The Australian company, LAVO, has officially confirmed the start of sales this coming November of the first residential storage system for companies that will use hydrogen to accumulate energy. The new use of technology explores the many niches where demand has only just begun to expand.
The technology has been developed in collaboration with scientists at the University of New South Wales and uses photovoltaic energy to produce hydrogen through electrolysis. Hydrogen is stored in a metal hydride reservoir and converted back to electricity when needed using a fuel cell.
It is a small wardrobe with 1680mm high, 1240mm wide, 400mm thick, and a weight with a full tank of 324 kilos. A battery with a 40 kWh capacity, according to those responsible, enough for the company to offer between two and four days of autonomy to an average home.
It has a charging and discharging power of 5 kW at 48 V and a 10-year warranty with an estimated useful life of 20,000 cycles.
But unlike lithium battery systems, hydrogen faces some difficulties when it comes to application in residential or small business systems. According to Jake Whitehead, Fellow at the University of Queensland: “Going from laboratory to commercial scale deployment is incredibly difficult. Electrolyzers are very energy-intensive, and many home solar installations may not generate enough electricity to run the system efficiently. “
This means that in addition to having photovoltaic panels to produce hydrogen through electrolysis, a sufficiently strong installed power will be necessary to compensate for solar radiation variability throughout the day and the year’s seasons, even the system installation location.
Another challenge they face is LAVO hopes to start sales of some systems in November that will begin their first deliveries in June 2021, which will do so for 34,750 Australian dollars.
An amount that would give us enough for practically three Tesla Powerwalls, with a price of 12,500 Australian dollars per unit. That would offer us the same 40 kWh of capacity and a little more power output with 5 kW nominal and 7 kW peak.

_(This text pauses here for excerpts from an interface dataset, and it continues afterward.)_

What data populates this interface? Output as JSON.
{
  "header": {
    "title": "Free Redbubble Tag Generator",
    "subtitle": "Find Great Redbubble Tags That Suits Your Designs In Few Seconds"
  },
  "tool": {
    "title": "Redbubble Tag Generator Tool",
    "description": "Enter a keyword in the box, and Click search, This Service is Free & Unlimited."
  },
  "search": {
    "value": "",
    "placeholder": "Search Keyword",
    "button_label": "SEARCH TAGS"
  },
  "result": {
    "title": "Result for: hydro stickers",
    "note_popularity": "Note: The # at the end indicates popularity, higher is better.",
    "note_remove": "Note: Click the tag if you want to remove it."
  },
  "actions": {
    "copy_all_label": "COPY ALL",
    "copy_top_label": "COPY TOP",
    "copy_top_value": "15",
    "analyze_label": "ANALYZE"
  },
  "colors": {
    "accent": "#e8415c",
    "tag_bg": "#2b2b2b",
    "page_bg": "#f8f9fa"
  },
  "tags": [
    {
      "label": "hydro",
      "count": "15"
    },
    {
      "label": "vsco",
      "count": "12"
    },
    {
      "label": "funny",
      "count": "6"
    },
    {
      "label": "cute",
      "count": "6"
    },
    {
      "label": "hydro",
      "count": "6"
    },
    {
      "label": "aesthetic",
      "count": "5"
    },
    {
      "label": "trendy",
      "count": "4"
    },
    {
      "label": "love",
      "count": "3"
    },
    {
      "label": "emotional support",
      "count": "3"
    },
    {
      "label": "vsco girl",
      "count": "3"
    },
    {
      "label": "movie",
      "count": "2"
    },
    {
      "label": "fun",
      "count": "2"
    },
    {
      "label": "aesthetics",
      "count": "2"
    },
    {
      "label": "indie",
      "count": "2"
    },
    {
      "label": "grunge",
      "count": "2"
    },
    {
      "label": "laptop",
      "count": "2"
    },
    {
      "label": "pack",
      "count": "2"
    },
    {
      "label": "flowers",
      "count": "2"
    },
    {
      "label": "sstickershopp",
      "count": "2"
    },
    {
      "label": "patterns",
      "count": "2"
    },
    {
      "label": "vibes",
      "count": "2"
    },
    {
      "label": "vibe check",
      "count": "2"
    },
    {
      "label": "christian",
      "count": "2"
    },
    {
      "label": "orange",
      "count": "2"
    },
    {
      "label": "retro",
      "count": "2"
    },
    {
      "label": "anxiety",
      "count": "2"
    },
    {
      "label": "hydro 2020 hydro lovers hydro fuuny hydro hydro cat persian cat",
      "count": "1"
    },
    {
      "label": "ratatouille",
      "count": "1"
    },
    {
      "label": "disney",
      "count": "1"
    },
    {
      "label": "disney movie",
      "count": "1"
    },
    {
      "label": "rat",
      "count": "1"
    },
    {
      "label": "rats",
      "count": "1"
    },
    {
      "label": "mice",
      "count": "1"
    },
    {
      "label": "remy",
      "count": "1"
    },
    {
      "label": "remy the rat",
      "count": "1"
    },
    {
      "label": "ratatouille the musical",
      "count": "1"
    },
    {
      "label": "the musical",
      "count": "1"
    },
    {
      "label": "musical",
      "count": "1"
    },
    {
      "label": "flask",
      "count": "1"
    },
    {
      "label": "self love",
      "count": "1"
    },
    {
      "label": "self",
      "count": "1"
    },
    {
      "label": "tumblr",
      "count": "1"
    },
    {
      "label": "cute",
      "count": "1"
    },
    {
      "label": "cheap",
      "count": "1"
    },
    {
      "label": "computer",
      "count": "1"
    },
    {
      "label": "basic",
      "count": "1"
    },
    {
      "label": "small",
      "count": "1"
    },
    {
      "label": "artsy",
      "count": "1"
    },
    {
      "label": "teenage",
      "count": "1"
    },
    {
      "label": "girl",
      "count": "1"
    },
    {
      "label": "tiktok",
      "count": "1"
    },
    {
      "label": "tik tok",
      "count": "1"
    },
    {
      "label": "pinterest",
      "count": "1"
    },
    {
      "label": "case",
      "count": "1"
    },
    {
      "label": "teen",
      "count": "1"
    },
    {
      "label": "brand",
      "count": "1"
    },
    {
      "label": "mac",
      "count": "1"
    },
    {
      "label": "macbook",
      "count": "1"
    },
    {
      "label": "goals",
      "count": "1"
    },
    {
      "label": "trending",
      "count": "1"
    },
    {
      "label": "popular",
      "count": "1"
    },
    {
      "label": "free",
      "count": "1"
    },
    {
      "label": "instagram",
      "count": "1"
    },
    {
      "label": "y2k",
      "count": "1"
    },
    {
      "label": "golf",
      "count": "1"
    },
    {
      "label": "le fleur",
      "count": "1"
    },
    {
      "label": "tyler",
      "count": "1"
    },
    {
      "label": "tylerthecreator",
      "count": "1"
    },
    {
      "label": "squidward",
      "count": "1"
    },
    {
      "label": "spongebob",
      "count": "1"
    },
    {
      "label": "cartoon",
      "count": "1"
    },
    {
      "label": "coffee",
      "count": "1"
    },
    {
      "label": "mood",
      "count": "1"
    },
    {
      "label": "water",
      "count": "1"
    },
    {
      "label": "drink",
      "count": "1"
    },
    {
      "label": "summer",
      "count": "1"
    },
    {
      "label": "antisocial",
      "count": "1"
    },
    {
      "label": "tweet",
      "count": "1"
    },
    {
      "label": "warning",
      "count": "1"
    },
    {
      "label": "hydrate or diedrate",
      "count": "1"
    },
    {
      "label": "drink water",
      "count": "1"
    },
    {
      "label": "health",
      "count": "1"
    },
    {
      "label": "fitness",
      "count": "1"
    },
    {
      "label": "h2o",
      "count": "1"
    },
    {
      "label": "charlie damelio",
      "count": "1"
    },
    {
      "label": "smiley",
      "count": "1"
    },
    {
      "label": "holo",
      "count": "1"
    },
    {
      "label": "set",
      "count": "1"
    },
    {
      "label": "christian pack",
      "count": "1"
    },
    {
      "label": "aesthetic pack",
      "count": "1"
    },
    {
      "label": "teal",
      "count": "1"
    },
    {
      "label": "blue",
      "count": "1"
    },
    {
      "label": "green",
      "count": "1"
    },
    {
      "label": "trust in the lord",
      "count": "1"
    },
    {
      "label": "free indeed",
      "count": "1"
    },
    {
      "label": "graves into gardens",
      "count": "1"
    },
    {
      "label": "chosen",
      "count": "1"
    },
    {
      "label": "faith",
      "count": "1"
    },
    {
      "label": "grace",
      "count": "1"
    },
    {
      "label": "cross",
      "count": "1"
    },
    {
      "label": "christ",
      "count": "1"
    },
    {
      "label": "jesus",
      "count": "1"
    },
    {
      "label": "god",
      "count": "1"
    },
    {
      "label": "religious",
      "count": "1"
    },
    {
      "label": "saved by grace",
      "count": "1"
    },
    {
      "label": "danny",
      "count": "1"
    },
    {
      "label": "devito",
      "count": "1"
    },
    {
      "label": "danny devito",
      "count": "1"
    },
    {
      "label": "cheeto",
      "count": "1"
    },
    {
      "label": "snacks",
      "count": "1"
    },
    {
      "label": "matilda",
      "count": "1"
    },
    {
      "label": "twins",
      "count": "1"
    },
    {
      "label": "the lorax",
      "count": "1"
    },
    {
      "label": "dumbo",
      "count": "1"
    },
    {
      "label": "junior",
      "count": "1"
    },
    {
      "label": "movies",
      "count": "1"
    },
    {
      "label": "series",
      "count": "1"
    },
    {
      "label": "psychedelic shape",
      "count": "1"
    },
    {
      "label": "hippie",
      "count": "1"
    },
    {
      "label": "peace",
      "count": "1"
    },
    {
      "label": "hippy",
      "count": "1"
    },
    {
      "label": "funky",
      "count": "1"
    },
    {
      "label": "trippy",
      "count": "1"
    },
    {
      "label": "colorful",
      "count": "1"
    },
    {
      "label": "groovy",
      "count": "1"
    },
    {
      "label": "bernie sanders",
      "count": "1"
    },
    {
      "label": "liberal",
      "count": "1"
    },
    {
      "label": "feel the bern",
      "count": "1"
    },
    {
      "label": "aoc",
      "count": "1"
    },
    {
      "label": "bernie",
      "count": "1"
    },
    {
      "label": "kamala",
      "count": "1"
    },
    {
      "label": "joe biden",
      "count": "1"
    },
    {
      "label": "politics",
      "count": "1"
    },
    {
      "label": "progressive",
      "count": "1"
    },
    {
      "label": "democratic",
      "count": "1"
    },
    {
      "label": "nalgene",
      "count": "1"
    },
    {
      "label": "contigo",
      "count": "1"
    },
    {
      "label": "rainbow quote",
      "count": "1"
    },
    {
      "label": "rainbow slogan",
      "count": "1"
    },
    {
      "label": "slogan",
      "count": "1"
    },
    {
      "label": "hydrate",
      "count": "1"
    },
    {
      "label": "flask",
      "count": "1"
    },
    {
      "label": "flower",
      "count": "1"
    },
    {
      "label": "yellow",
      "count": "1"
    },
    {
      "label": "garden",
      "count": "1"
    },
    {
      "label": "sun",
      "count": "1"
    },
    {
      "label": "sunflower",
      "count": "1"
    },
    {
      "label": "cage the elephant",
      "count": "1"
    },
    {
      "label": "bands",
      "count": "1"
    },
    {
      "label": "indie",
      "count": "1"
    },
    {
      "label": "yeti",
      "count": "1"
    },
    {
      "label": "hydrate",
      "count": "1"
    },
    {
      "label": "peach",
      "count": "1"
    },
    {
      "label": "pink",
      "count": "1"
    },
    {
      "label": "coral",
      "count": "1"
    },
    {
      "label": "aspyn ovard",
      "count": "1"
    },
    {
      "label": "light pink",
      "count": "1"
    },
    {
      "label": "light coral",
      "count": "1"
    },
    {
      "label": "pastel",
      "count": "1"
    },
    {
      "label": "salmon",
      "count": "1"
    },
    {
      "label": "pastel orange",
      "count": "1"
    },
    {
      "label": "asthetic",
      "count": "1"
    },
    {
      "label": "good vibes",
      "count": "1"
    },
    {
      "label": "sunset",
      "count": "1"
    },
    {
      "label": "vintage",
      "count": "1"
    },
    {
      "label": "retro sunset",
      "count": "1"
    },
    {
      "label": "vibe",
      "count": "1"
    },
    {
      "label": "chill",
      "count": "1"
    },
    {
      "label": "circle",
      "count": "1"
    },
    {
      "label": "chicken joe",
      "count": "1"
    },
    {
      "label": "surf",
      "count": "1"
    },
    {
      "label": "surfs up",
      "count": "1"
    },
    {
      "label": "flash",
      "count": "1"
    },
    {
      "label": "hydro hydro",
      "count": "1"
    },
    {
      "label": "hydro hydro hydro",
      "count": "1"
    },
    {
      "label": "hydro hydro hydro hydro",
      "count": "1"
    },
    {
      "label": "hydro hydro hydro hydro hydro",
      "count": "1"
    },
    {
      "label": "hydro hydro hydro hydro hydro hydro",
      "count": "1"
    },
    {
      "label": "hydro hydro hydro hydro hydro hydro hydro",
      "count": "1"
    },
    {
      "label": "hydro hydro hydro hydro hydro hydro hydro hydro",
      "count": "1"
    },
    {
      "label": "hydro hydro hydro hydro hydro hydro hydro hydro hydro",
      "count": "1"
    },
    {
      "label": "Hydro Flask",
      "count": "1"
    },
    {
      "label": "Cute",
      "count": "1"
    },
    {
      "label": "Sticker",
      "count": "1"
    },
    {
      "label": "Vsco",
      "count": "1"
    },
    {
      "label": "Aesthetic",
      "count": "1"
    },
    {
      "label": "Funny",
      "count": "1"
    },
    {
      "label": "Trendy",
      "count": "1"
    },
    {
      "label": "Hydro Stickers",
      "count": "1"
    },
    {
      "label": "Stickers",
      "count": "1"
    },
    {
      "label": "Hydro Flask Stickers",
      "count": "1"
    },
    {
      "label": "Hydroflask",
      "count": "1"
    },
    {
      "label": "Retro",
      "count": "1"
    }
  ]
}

A first attempt that will have to overcome the challenges of lowering costs if it wants to gain a foothold in an increasingly competitive backup battery market thanks to the strong economies of scale that lithium batteries are achieving due to the impetus of the sector of the transport.